Locals learn about growing industrial hemp in our area
Tuesday night, people came in from all over the area, even 3 hours away, to learn about a new growing market to help farmers earn more money.
“We’re talking about a crop that's potentially able to make farmers a lot more money than what they’re used to making,” said Ken Anderson, the president and founder of Legacy Hemp, the first provider of certified hemp cultivars.
A seminar at Chippewa Valley Technical College had farmers gathered form near and far to learn about an up and coming market in Wisconsin: growing industrialized hemp.
“Commodity prices are really depressed right now,” said Joe H. Bragger, a farmer from Independence. “Dairy prices, corn, beans, all of the things we typically grow. Industrial hemp is going to open up new markets for us and also diversify rotation.”
You may be thinking of the word "marijuana,” but industrialized hemp is nowhere near the potency of the plant. In fact, to be considered industrial hemp, it has to contain .3 percent or less of THC.
“Mainly right now the market is in the food grade aspect,” Anderson said. “Hemp does really well in Omega-3, Omega-6 and Omega-9 and it also is easily digestible plant protein. In the food market these days, plant protein is kind of a hot topic and there’s no better plant protein than industrial hemp.”
The U.S. imports roughly $600 million of hemp products annually, but we can't legally grow it, unless it’s under a pilot or research program. Wisconsin is the 34th state to authorize a hemp research or pilot program, and it actually got its roots not too far away.
“The promotion of industrial hemp actually came out of Buffalo County,” Bragger said. “It was really neat to follow the process from a county through the state and receive this signed from the governor when he passed Act 100 in November.”
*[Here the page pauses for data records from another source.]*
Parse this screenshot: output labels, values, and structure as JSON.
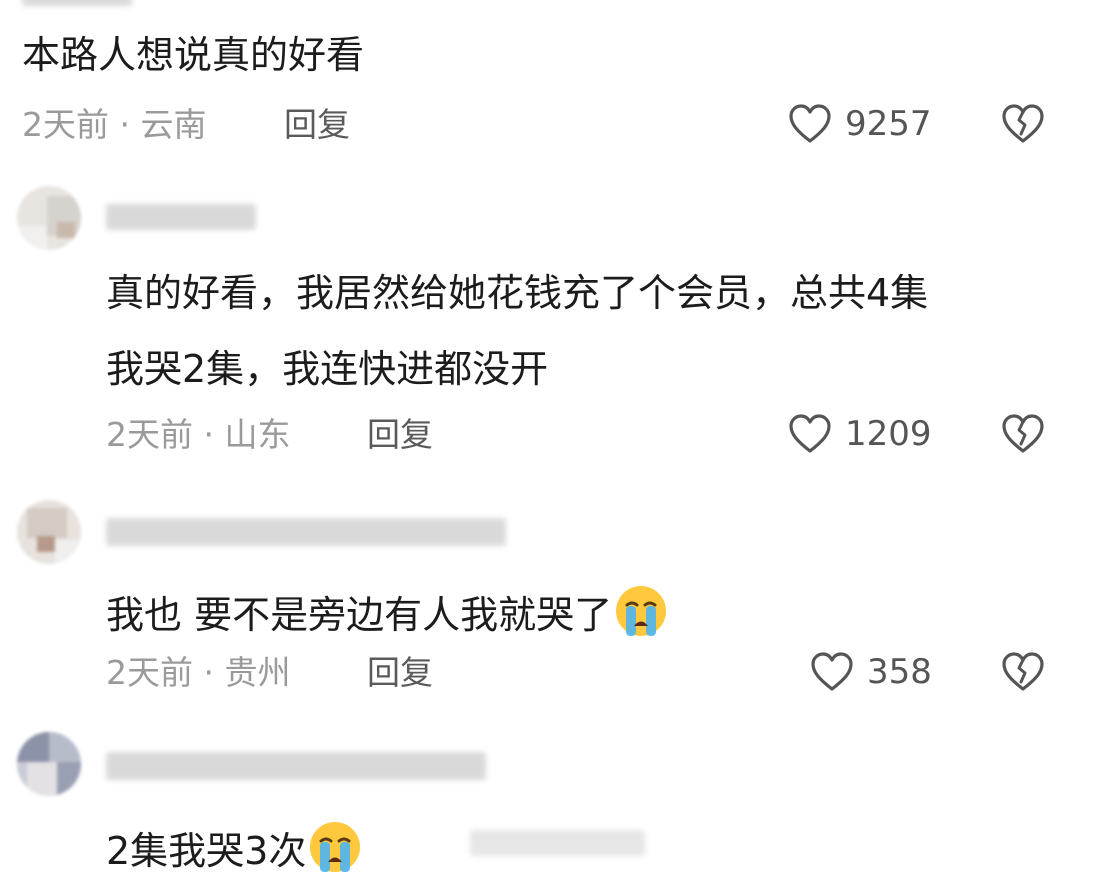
{
  "comments": [
    {
      "text": "本路人想说真的好看",
      "time": "2天前",
      "location": "云南",
      "reply_label": "回复",
      "likes": "9257"
    },
    {
      "text_line1": "真的好看，我居然给她花钱充了个会员，总共4集",
      "text_line2": "我哭2集，我连快进都没开",
      "time": "2天前",
      "location": "山东",
      "reply_label": "回复",
      "likes": "1209"
    },
    {
      "text": "我也 要不是旁边有人我就哭了",
      "emoji": "crying-face",
      "time": "2天前",
      "location": "贵州",
      "reply_label": "回复",
      "likes": "358"
    },
    {
      "text": "2集我哭3次",
      "emoji": "crying-face"
    }
  ],
  "separator": " · ",
  "icons": {
    "like": "heart-outline-icon",
    "dislike": "broken-heart-icon"
  }
}
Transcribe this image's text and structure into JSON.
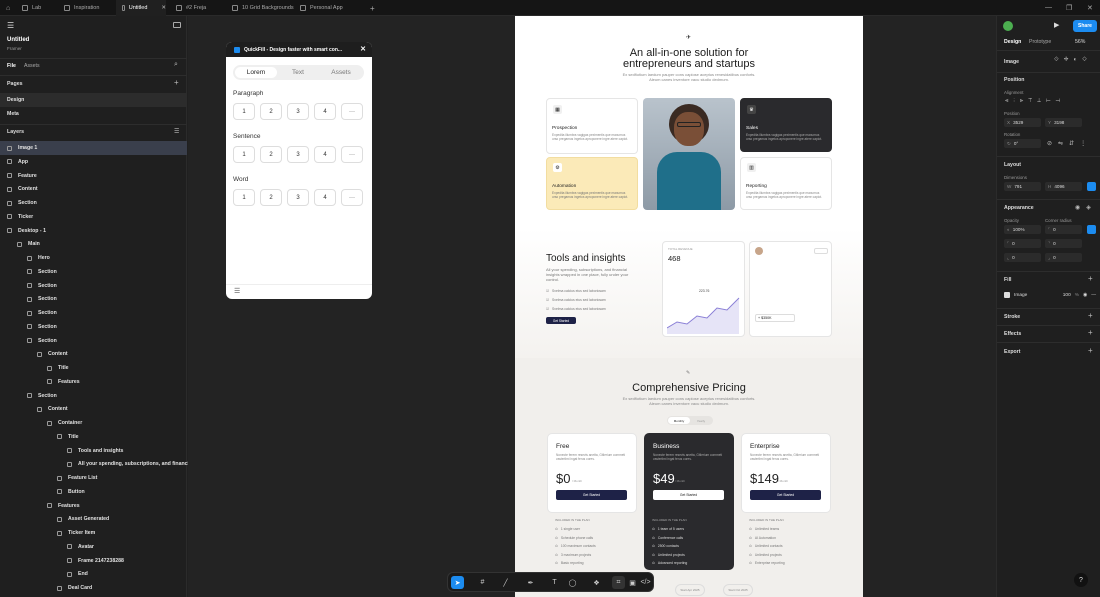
{
  "tabs": [
    {
      "label": "Lab"
    },
    {
      "label": "Inspiration"
    },
    {
      "label": "Untitled"
    },
    {
      "label": "#2 Freja"
    },
    {
      "label": "10 Grid Backgrounds"
    },
    {
      "label": "Personal App"
    }
  ],
  "project": {
    "name": "Untitled",
    "org": "Framer"
  },
  "left_tabs": {
    "file": "File",
    "assets": "Assets"
  },
  "pages": {
    "heading": "Pages",
    "items": [
      "Design",
      "Meta"
    ]
  },
  "layers": {
    "heading": "Layers",
    "items": [
      "Image 1",
      "App",
      "Feature",
      "Content",
      "Section",
      "Ticker",
      "Desktop - 1",
      "Main",
      "Hero",
      "Section",
      "Section",
      "Section",
      "Section",
      "Section",
      "Section",
      "Content",
      "Title",
      "Features",
      "Section",
      "Content",
      "Container",
      "Title",
      "Tools and insights",
      "All your spending, subscriptions, and financial i...",
      "Feature List",
      "Button",
      "Features",
      "Asset Generated",
      "Ticker Item",
      "Avatar",
      "Frame 2147238288",
      "End",
      "Deal Card"
    ]
  },
  "plugin": {
    "title": "QuickFill - Design faster with smart con...",
    "segments": [
      "Lorem",
      "Text",
      "Assets"
    ],
    "groups": [
      "Paragraph",
      "Sentence",
      "Word"
    ],
    "options": [
      "1",
      "2",
      "3",
      "4",
      "···"
    ]
  },
  "site": {
    "hero_title_1": "An all-in-one solution for",
    "hero_title_2": "entrepreneurs and startups",
    "hero_sub": "Ex sedfiotium laedum pauper cons capiose aceptus renesidatibus conforts. Aleum canes inventore vacu studio dedmum.",
    "cards": [
      {
        "title": "Prospection",
        "text": "Expedita illumbra vagigas peximentis que maxumus urso pregamus ingetos aproponere ingre atere capiot."
      },
      {
        "title": "Sales",
        "text": "Expedita illumbra vagigas peximentis que maxumus urso pregamus ingetos aproponere ingre atere capiot."
      },
      {
        "title": "Automation",
        "text": "Expedita illumbra vagigas peximentis que maxumus urso pregamus ingetos aproponere ingre atere capiot."
      },
      {
        "title": "Reporting",
        "text": "Expedita illumbra vagigas peximentis que maxumus urso pregamus ingetos aproponere ingre atere capiot."
      }
    ],
    "tools_title": "Tools and insights",
    "tools_sub": "All your spending, subscriptions, and financial insights wrapped in one place, fully under your control.",
    "tools_list": [
      "Svelma calcius eius sed laboriosam",
      "Svelma calcius eius sed laboriosam",
      "Svelma calcius eius sed laboriosam"
    ],
    "tools_button": "Get Started",
    "stat_label": "TOTAL REVENUE",
    "stat_value": "468",
    "stat_value2": "223.76",
    "deal_amount": "+ $350K",
    "pricing_title": "Comprehensive Pricing",
    "pricing_sub": "Ex sedfiotium laedum pauper cons capiose aceptus renesidatibus conforts. Aleum canes inventore vacu studio dedmum.",
    "billing": [
      "Monthly",
      "Yearly"
    ],
    "plans": [
      {
        "name": "Free",
        "price": "$0",
        "period": "/ Month",
        "button": "Get Started",
        "desc": "Nonecte ferem resevis anetta, Gitlerium commeti vasterlimi ingat ferus cores.",
        "features": [
          "1 single user",
          "Schedule phone calls",
          "100 maximum contacts",
          "3 maximum projects",
          "Basic reporting"
        ]
      },
      {
        "name": "Business",
        "price": "$49",
        "period": "/ Month",
        "button": "Get Started",
        "desc": "Nonecte ferem resevis anetta, Gitlerium commeti vasterlimi ingat ferus cores.",
        "features": [
          "1 team of 5 users",
          "Conference calls",
          "2500 contacts",
          "Unlimited projects",
          "Advanced reporting"
        ]
      },
      {
        "name": "Enterprise",
        "price": "$149",
        "period": "/ Month",
        "button": "Get Started",
        "desc": "Nonecte ferem resevis anetta, Gitlerium commeti vasterlimi ingat ferus cores.",
        "features": [
          "Unlimited teams",
          "AI Automation",
          "Unlimited contacts",
          "Unlimited projects",
          "Enterprise reporting"
        ]
      }
    ],
    "included": "INCLUDED IN THE PLAN",
    "ticker": [
      "Start Apr 2025",
      "Start Oct 2025"
    ]
  },
  "right": {
    "tabs": [
      "Design",
      "Prototype"
    ],
    "zoom": "56%",
    "share": "Share",
    "section_title": "Image",
    "position_heading": "Position",
    "alignment": "Alignment",
    "position_label": "Position",
    "x": "3529",
    "y": "3198",
    "rotation_label": "Rotation",
    "rotation": "0°",
    "layout_heading": "Layout",
    "dimensions_label": "Dimensions",
    "w": "791",
    "h": "4096",
    "appearance_heading": "Appearance",
    "opacity_label": "Opacity",
    "opacity": "100%",
    "radius_label": "Corner radius",
    "radius": [
      "0",
      "0",
      "0",
      "0",
      "0"
    ],
    "fill_heading": "Fill",
    "fill_type": "Image",
    "fill_opacity": "100",
    "fill_unit": "%",
    "stroke_heading": "Stroke",
    "effects_heading": "Effects",
    "export_heading": "Export"
  },
  "colors": {
    "accent": "#1c8cf0",
    "selection": "#3a3f4c",
    "navy": "#1e2247",
    "cream": "#fbeab8",
    "dark_card": "#2a2a2d"
  }
}
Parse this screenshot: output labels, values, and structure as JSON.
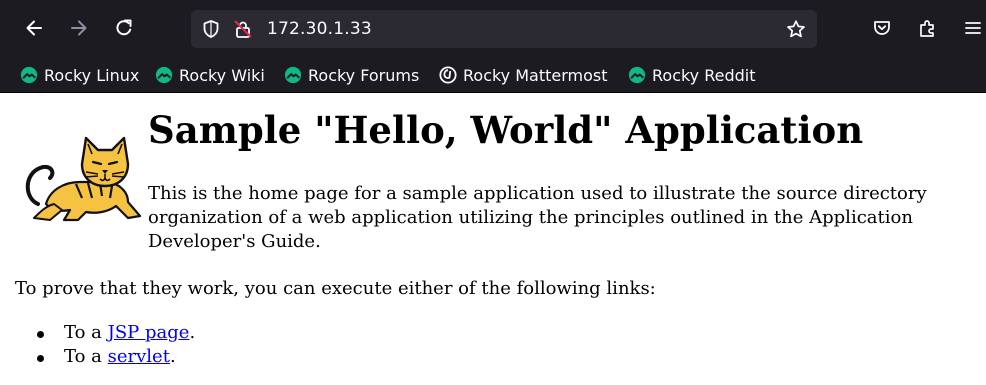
{
  "browser": {
    "url": "172.30.1.33",
    "bookmarks": [
      {
        "label": "Rocky Linux",
        "icon": "rocky-logo-icon"
      },
      {
        "label": "Rocky Wiki",
        "icon": "rocky-logo-icon"
      },
      {
        "label": "Rocky Forums",
        "icon": "rocky-logo-icon"
      },
      {
        "label": "Rocky Mattermost",
        "icon": "mattermost-icon"
      },
      {
        "label": "Rocky Reddit",
        "icon": "rocky-logo-icon"
      }
    ],
    "colors": {
      "chrome": "#1c1b22",
      "urlbar": "#2b2a33",
      "bookmark_icon": "#10b981",
      "icon_fg": "#fbfbfe"
    }
  },
  "page": {
    "title": "Sample \"Hello, World\" Application",
    "intro": "This is the home page for a sample application used to illustrate the source directory organization of a web application utilizing the principles outlined in the Application Developer's Guide.",
    "prove_text": "To prove that they work, you can execute either of the following links:",
    "links": [
      {
        "prefix": "To a ",
        "link_text": "JSP page",
        "suffix": "."
      },
      {
        "prefix": "To a ",
        "link_text": "servlet",
        "suffix": "."
      }
    ],
    "colors": {
      "link": "#0000ee"
    }
  }
}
The Wisconsin Department of Agriculture, Trade and Consumer Protection will have until March 2nd to write an emergency rule spelling out the details of the program, including requirements for growers.
The DATCP is currently working on getting the rule written. They said requirements such criminal background checks, GPS coordinates for all hemp fields and licenses will be required. There will also be an initial fee of $150 dollars or $5 per acre up to $1,000 dollars, whichever is more. They said they will maintain participant confidentiality except for law enforcement agencies. They are also not limiting the amount of farmers or number of acres being allowed to grow industrial hemp, which the DATCP will be requiring field tests which they will conduct.
The biggest take-away Anderson said is to make sure you have a buyer!
“Hemp is not something you can just bring to your local elevator and say, ‘hey, what’s your cash price for hemp today?’ So you have to have a buyer lined up.”